Data under study:

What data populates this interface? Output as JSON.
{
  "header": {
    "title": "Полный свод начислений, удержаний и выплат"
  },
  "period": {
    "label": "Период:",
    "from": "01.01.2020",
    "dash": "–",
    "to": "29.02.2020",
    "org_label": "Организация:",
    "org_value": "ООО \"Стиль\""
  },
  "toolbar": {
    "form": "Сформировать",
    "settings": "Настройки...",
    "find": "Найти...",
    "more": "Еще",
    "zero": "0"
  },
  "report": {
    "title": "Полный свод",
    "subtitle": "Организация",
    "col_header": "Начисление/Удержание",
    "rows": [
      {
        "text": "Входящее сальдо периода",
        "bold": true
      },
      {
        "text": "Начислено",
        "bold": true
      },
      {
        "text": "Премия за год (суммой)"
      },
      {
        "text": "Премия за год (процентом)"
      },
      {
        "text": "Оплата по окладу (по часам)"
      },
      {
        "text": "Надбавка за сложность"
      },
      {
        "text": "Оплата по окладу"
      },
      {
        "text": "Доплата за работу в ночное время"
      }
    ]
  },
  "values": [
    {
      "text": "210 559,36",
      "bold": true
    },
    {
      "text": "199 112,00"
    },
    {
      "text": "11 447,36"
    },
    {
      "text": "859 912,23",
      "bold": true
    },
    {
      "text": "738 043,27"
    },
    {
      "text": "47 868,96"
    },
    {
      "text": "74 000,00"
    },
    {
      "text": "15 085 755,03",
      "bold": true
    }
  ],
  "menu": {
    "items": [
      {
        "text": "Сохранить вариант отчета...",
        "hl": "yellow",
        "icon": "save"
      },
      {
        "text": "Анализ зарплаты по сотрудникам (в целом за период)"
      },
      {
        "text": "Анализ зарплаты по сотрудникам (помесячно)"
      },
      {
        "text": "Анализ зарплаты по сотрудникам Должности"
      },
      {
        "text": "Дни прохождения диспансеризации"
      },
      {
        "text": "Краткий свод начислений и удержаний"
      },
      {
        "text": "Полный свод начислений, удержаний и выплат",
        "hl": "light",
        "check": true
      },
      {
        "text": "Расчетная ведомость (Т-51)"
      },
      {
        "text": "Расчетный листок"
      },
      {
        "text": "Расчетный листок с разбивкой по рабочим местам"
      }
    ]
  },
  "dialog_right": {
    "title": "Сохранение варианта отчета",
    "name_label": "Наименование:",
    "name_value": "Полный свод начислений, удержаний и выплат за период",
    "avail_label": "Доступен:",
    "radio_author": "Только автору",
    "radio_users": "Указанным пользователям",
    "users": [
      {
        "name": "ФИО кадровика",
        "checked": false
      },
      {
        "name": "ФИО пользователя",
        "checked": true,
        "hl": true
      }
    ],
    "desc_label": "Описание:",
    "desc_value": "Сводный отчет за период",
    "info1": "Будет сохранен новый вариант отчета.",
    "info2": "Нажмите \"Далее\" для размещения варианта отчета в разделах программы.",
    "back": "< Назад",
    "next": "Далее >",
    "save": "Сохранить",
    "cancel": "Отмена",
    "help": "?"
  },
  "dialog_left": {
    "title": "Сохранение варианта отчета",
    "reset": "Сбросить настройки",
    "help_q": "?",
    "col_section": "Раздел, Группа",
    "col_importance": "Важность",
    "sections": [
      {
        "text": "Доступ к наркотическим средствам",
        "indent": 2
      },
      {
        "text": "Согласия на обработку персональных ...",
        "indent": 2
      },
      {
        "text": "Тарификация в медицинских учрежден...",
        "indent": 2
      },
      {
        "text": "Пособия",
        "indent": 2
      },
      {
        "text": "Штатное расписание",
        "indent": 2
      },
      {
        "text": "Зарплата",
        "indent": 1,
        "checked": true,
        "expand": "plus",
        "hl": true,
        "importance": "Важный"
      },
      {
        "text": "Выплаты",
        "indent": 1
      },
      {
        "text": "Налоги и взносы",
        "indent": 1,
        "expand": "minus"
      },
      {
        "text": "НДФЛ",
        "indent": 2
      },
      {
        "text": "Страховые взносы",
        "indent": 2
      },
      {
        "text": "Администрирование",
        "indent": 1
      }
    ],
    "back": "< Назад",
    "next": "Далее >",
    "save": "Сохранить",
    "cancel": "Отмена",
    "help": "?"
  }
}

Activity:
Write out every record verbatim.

Expected answer:
What data populates this interface? Output as JSON.
{
  "header": {
    "title": "Полный свод начислений, удержаний и выплат"
  },
  "period": {
    "label": "Период:",
    "from": "01.01.2020",
    "dash": "–",
    "to": "29.02.2020",
    "org_label": "Организация:",
    "org_value": "ООО \"Стиль\""
  },
  "toolbar": {
    "form": "Сформировать",
    "settings": "Настройки...",
    "find": "Найти...",
    "more": "Еще",
    "zero": "0"
  },
  "report": {
    "title": "Полный свод",
    "subtitle": "Организация",
    "col_header": "Начисление/Удержание",
    "rows": [
      {
        "text": "Входящее сальдо периода",
        "bold": true
      },
      {
        "text": "Начислено",
        "bold": true
      },
      {
        "text": "Премия за год (суммой)"
      },
      {
        "text": "Премия за год (процентом)"
      },
      {
        "text": "Оплата по окладу (по часам)"
      },
      {
        "text": "Надбавка за сложность"
      },
      {
        "text": "Оплата по окладу"
      },
      {
        "text": "Доплата за работу в ночное время"
      }
    ]
  },
  "values": [
    {
      "text": "210 559,36",
      "bold": true
    },
    {
      "text": "199 112,00"
    },
    {
      "text": "11 447,36"
    },
    {
      "text": "859 912,23",
      "bold": true
    },
    {
      "text": "738 043,27"
    },
    {
      "text": "47 868,96"
    },
    {
      "text": "74 000,00"
    },
    {
      "text": "15 085 755,03",
      "bold": true
    }
  ],
  "menu": {
    "items": [
      {
        "text": "Сохранить вариант отчета...",
        "hl": "yellow",
        "icon": "save"
      },
      {
        "text": "Анализ зарплаты по сотрудникам (в целом за период)"
      },
      {
        "text": "Анализ зарплаты по сотрудникам (помесячно)"
      },
      {
        "text": "Анализ зарплаты по сотрудникам Должности"
      },
      {
        "text": "Дни прохождения диспансеризации"
      },
      {
        "text": "Краткий свод начислений и удержаний"
      },
      {
        "text": "Полный свод начислений, удержаний и выплат",
        "hl": "light",
        "check": true
      },
      {
        "text": "Расчетная ведомость (Т-51)"
      },
      {
        "text": "Расчетный листок"
      },
      {
        "text": "Расчетный листок с разбивкой по рабочим местам"
      }
    ]
  },
  "dialog_right": {
    "title": "Сохранение варианта отчета",
    "name_label": "Наименование:",
    "name_value": "Полный свод начислений, удержаний и выплат за период",
    "avail_label": "Доступен:",
    "radio_author": "Только автору",
    "radio_users": "Указанным пользователям",
    "users": [
      {
        "name": "ФИО кадровика",
        "checked": false
      },
      {
        "name": "ФИО пользователя",
        "checked": true,
        "hl": true
      }
    ],
    "desc_label": "Описание:",
    "desc_value": "Сводный отчет за период",
    "info1": "Будет сохранен новый вариант отчета.",
    "info2": "Нажмите \"Далее\" для размещения варианта отчета в разделах программы.",
    "back": "< Назад",
    "next": "Далее >",
    "save": "Сохранить",
    "cancel": "Отмена",
    "help": "?"
  },
  "dialog_left": {
    "title": "Сохранение варианта отчета",
    "reset": "Сбросить настройки",
    "help_q": "?",
    "col_section": "Раздел, Группа",
    "col_importance": "Важность",
    "sections": [
      {
        "text": "Доступ к наркотическим средствам",
        "indent": 2
      },
      {
        "text": "Согласия на обработку персональных ...",
        "indent": 2
      },
      {
        "text": "Тарификация в медицинских учрежден...",
        "indent": 2
      },
      {
        "text": "Пособия",
        "indent": 2
      },
      {
        "text": "Штатное расписание",
        "indent": 2
      },
      {
        "text": "Зарплата",
        "indent": 1,
        "checked": true,
        "expand": "plus",
        "hl": true,
        "importance": "Важный"
      },
      {
        "text": "Выплаты",
        "indent": 1
      },
      {
        "text": "Налоги и взносы",
        "indent": 1,
        "expand": "minus"
      },
      {
        "text": "НДФЛ",
        "indent": 2
      },
      {
        "text": "Страховые взносы",
        "indent": 2
      },
      {
        "text": "Администрирование",
        "indent": 1
      }
    ],
    "back": "< Назад",
    "next": "Далее >",
    "save": "Сохранить",
    "cancel": "Отмена",
    "help": "?"
  }
}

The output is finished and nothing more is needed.